Find SORT Code By Bank or City Name
WHAT IS A SORT CODE?
SORT code in Ireland is known as National SORT Code. It is controlled by IPSO (Irish Payment Services Organization). However, the format of the code remains same, but they are regulated by different authorities in different countries. Banks in Northern Ireland can be a part of either British or the Irish clearing system, entirely depending on their registered country.
The SORT code is the bank code used by both British and Irish banking industry to route money transfers between banks within these countries through their respective clearance organizations. It is a six digit number that identifies both bank and branch, where the account is held.
DECODING A SORT CODE
The sort code comprises of 6 characters. For example- 12 34 56
- The initial first two numbers depict the bank branch. (12)
- The remaining characters are used for internal use. (3456)
HOW IS THE SORT CODE GENERATED?

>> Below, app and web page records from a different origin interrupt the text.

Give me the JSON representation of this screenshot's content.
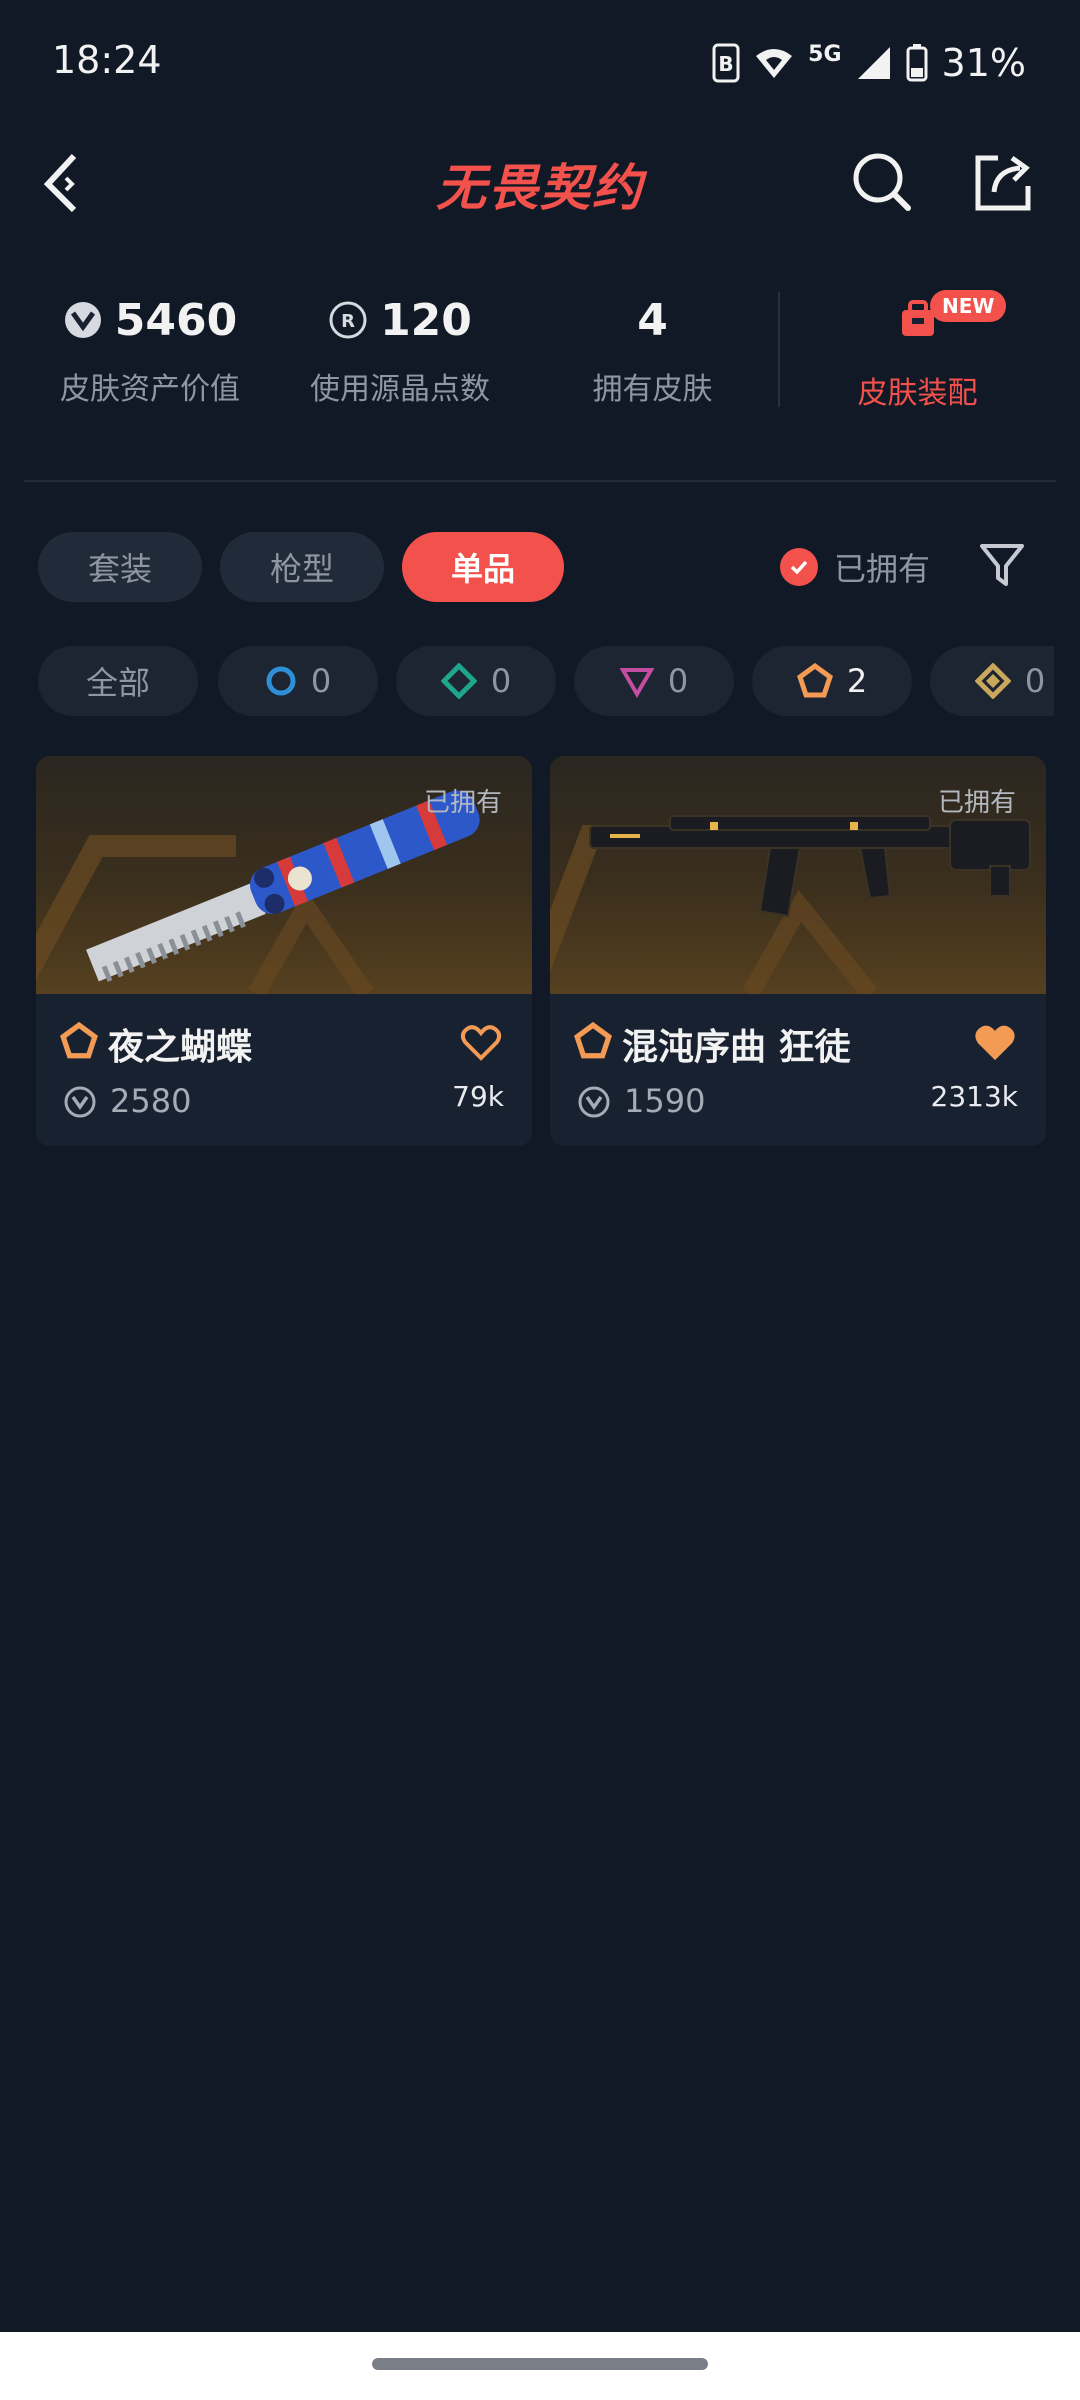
{
  "status_bar": {
    "time": "18:24",
    "network": "5G",
    "battery": "31%"
  },
  "header": {
    "title": "无畏契约",
    "icons": [
      "back-arrow-icon",
      "search-icon",
      "share-icon"
    ]
  },
  "stats": {
    "asset_value": "5460",
    "asset_label": "皮肤资产价值",
    "points_value": "120",
    "points_label": "使用源晶点数",
    "owned_value": "4",
    "owned_label": "拥有皮肤",
    "loadout_label": "皮肤装配",
    "new_badge": "NEW"
  },
  "tabs": {
    "items": [
      "套装",
      "枪型",
      "单品"
    ],
    "active": "单品"
  },
  "owned_filter": {
    "label": "已拥有",
    "checked": true
  },
  "rarity_filters": [
    {
      "label": "全部"
    },
    {
      "icon": "rarity-blue-circle-icon",
      "count": "0",
      "color": "#2f8fd6"
    },
    {
      "icon": "rarity-green-diamond-icon",
      "count": "0",
      "color": "#1fa58c"
    },
    {
      "icon": "rarity-purple-triangle-icon",
      "count": "0",
      "color": "#c34da1"
    },
    {
      "icon": "rarity-orange-pentagon-icon",
      "count": "2",
      "color": "#f39a55"
    },
    {
      "icon": "rarity-gold-diamond-icon",
      "count": "0",
      "color": "#c9a85b"
    }
  ],
  "cards": [
    {
      "name": "夜之蝴蝶",
      "owned_tag": "已拥有",
      "price": "2580",
      "likes": "79k",
      "liked": false,
      "rarity_color": "#f39a55"
    },
    {
      "name": "混沌序曲 狂徒",
      "owned_tag": "已拥有",
      "price": "1590",
      "likes": "2313k",
      "liked": true,
      "rarity_color": "#f39a55"
    }
  ],
  "colors": {
    "accent": "#f2514c",
    "background": "#111926",
    "heart": "#f39a55"
  }
}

The six digit SORT code was originated in 1960's. This was the time when banking industry started gaining importance. Today, the code is used by the UK payments industry. It is constantly updated after a period. However, the speed of change is faster now because it is driven by the rising use of online banking and the new Faster Payment Service.

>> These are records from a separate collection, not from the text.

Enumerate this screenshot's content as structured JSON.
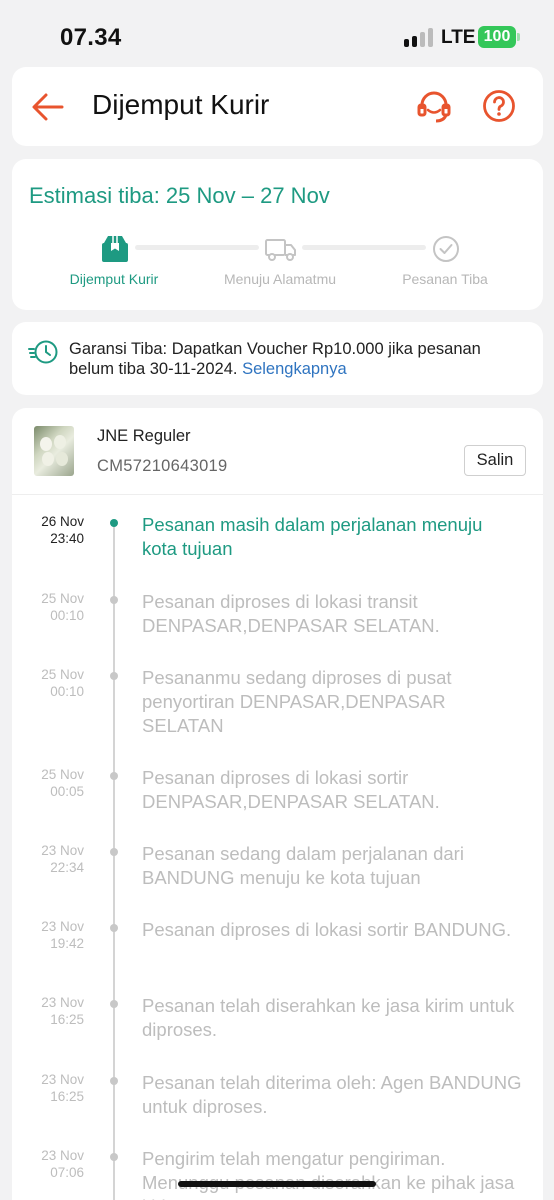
{
  "status_bar": {
    "time": "07.34",
    "network": "LTE",
    "battery": "100"
  },
  "header": {
    "title": "Dijemput Kurir"
  },
  "estimate": {
    "title": "Estimasi tiba: 25 Nov – 27 Nov",
    "steps": [
      {
        "label": "Dijemput Kurir",
        "icon": "box-icon",
        "active": true
      },
      {
        "label": "Menuju Alamatmu",
        "icon": "truck-icon",
        "active": false
      },
      {
        "label": "Pesanan Tiba",
        "icon": "check-circle-icon",
        "active": false
      }
    ]
  },
  "guarantee": {
    "text": "Garansi Tiba: Dapatkan Voucher Rp10.000 jika pesanan belum tiba 30-11-2024.",
    "link": "Selengkapnya"
  },
  "shipment": {
    "courier": "JNE Reguler",
    "tracking_number": "CM57210643019",
    "copy_label": "Salin"
  },
  "events": [
    {
      "date": "26 Nov",
      "time": "23:40",
      "desc": "Pesanan masih dalam perjalanan menuju kota tujuan",
      "active": true
    },
    {
      "date": "25 Nov",
      "time": "00:10",
      "desc": "Pesanan diproses di lokasi transit DENPASAR,DENPASAR SELATAN."
    },
    {
      "date": "25 Nov",
      "time": "00:10",
      "desc": "Pesananmu sedang diproses di pusat penyortiran DENPASAR,DENPASAR SELATAN"
    },
    {
      "date": "25 Nov",
      "time": "00:05",
      "desc": "Pesanan diproses di lokasi sortir DENPASAR,DENPASAR SELATAN."
    },
    {
      "date": "23 Nov",
      "time": "22:34",
      "desc": "Pesanan sedang dalam perjalanan dari BANDUNG menuju ke kota tujuan"
    },
    {
      "date": "23 Nov",
      "time": "19:42",
      "desc": "Pesanan diproses di lokasi sortir BANDUNG."
    },
    {
      "date": "23 Nov",
      "time": "16:25",
      "desc": "Pesanan telah diserahkan ke jasa kirim untuk diproses."
    },
    {
      "date": "23 Nov",
      "time": "16:25",
      "desc": "Pesanan telah diterima oleh: Agen BANDUNG untuk diproses."
    },
    {
      "date": "23 Nov",
      "time": "07:06",
      "desc": "Pengirim telah mengatur pengiriman. Menunggu pesanan diserahkan ke pihak jasa kirim."
    }
  ],
  "colors": {
    "accent": "#1e9a82",
    "header_icons": "#e8542e",
    "link": "#2f74c0",
    "muted": "#bdbdbd"
  }
}
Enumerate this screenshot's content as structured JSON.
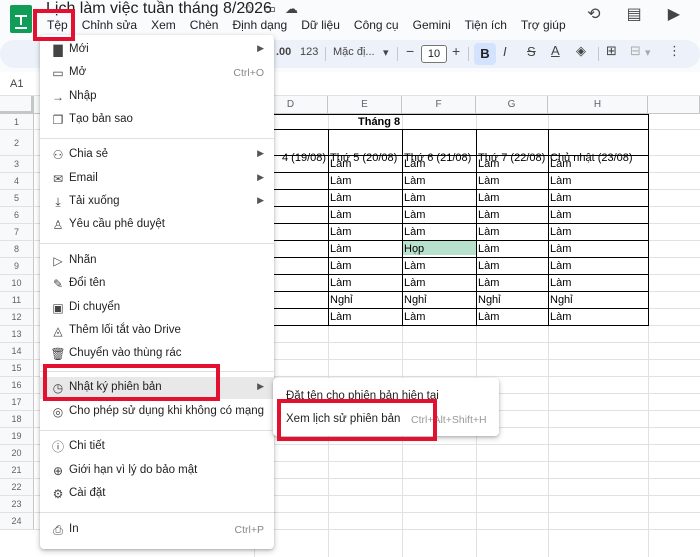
{
  "header": {
    "doc_title": "Lịch làm việc tuần tháng 8/2026",
    "menu": [
      "Tệp",
      "Chỉnh sửa",
      "Xem",
      "Chèn",
      "Định dạng",
      "Dữ liệu",
      "Công cụ",
      "Gemini",
      "Tiện ích",
      "Trợ giúp"
    ]
  },
  "toolbar": {
    "decimal_increase": ".00",
    "format_123": "123",
    "font_name": "Mặc đị...",
    "font_size": "10",
    "minus": "−",
    "plus": "+",
    "bold": "B",
    "italic": "I",
    "strike": "S",
    "text_color": "A"
  },
  "formula_bar": {
    "name_box": "A1"
  },
  "sheet": {
    "columns": [
      "D",
      "E",
      "F",
      "G",
      "H"
    ],
    "rows": [
      "1",
      "2",
      "3",
      "4",
      "5",
      "6",
      "7",
      "8",
      "9",
      "10",
      "11",
      "12",
      "13",
      "14",
      "15",
      "16",
      "17",
      "18",
      "19",
      "20",
      "21",
      "22",
      "23",
      "24"
    ],
    "month_title": "Tháng 8",
    "day_headers": [
      "4 (19/08)",
      "Thứ 5 (20/08)",
      "Thứ 6 (21/08)",
      "Thứ 7 (22/08)",
      "Chủ nhật (23/08)"
    ],
    "data_rows": [
      [
        "Làm",
        "Làm",
        "Làm",
        "Làm"
      ],
      [
        "Làm",
        "Làm",
        "Làm",
        "Làm"
      ],
      [
        "Làm",
        "Làm",
        "Làm",
        "Làm"
      ],
      [
        "Làm",
        "Làm",
        "Làm",
        "Làm"
      ],
      [
        "Làm",
        "Làm",
        "Làm",
        "Làm"
      ],
      [
        "Làm",
        "Họp",
        "Làm",
        "Làm"
      ],
      [
        "Làm",
        "Làm",
        "Làm",
        "Làm"
      ],
      [
        "Làm",
        "Làm",
        "Làm",
        "Làm"
      ],
      [
        "Nghỉ",
        "Nghỉ",
        "Nghỉ",
        "Nghỉ"
      ],
      [
        "Làm",
        "Làm",
        "Làm",
        "Làm"
      ]
    ],
    "highlight_color": "#b7e1cd"
  },
  "file_menu": {
    "items": [
      {
        "icon": "new-icon",
        "label": "Mới",
        "arrow": "▶"
      },
      {
        "icon": "open-icon",
        "label": "Mở",
        "shortcut": "Ctrl+O"
      },
      {
        "icon": "import-icon",
        "label": "Nhập"
      },
      {
        "icon": "copy-icon",
        "label": "Tạo bản sao"
      },
      {
        "icon": "share-icon",
        "label": "Chia sẻ",
        "arrow": "▶"
      },
      {
        "icon": "email-icon",
        "label": "Email",
        "arrow": "▶"
      },
      {
        "icon": "download-icon",
        "label": "Tải xuống",
        "arrow": "▶"
      },
      {
        "icon": "approval-icon",
        "label": "Yêu cầu phê duyệt"
      },
      {
        "icon": "label-icon",
        "label": "Nhãn"
      },
      {
        "icon": "rename-icon",
        "label": "Đổi tên"
      },
      {
        "icon": "move-icon",
        "label": "Di chuyển"
      },
      {
        "icon": "drive-shortcut-icon",
        "label": "Thêm lối tắt vào Drive"
      },
      {
        "icon": "trash-icon",
        "label": "Chuyển vào thùng rác"
      },
      {
        "icon": "history-icon",
        "label": "Nhật ký phiên bản",
        "arrow": "▶"
      },
      {
        "icon": "offline-icon",
        "label": "Cho phép sử dụng khi không có mạng"
      },
      {
        "icon": "info-icon",
        "label": "Chi tiết"
      },
      {
        "icon": "security-icon",
        "label": "Giới hạn vì lý do bảo mật"
      },
      {
        "icon": "settings-icon",
        "label": "Cài đặt"
      },
      {
        "icon": "print-icon",
        "label": "In",
        "shortcut": "Ctrl+P"
      }
    ]
  },
  "version_submenu": {
    "items": [
      {
        "label": "Đặt tên cho phiên bản hiện tại"
      },
      {
        "label": "Xem lịch sử phiên bản",
        "shortcut": "Ctrl+Alt+Shift+H"
      }
    ]
  },
  "colors": {
    "highlight_red": "#e3102f",
    "accent_green": "#0f9d58"
  }
}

The Irish and British Sort Codes are only used for domestic money transfers. For transferring money on international borders, an international network is used. In Australia and United States you can make use of BIC Codes to make transfers.
The countries which do not use SORT codes have an identical codes, but with a format unique to the country concerned.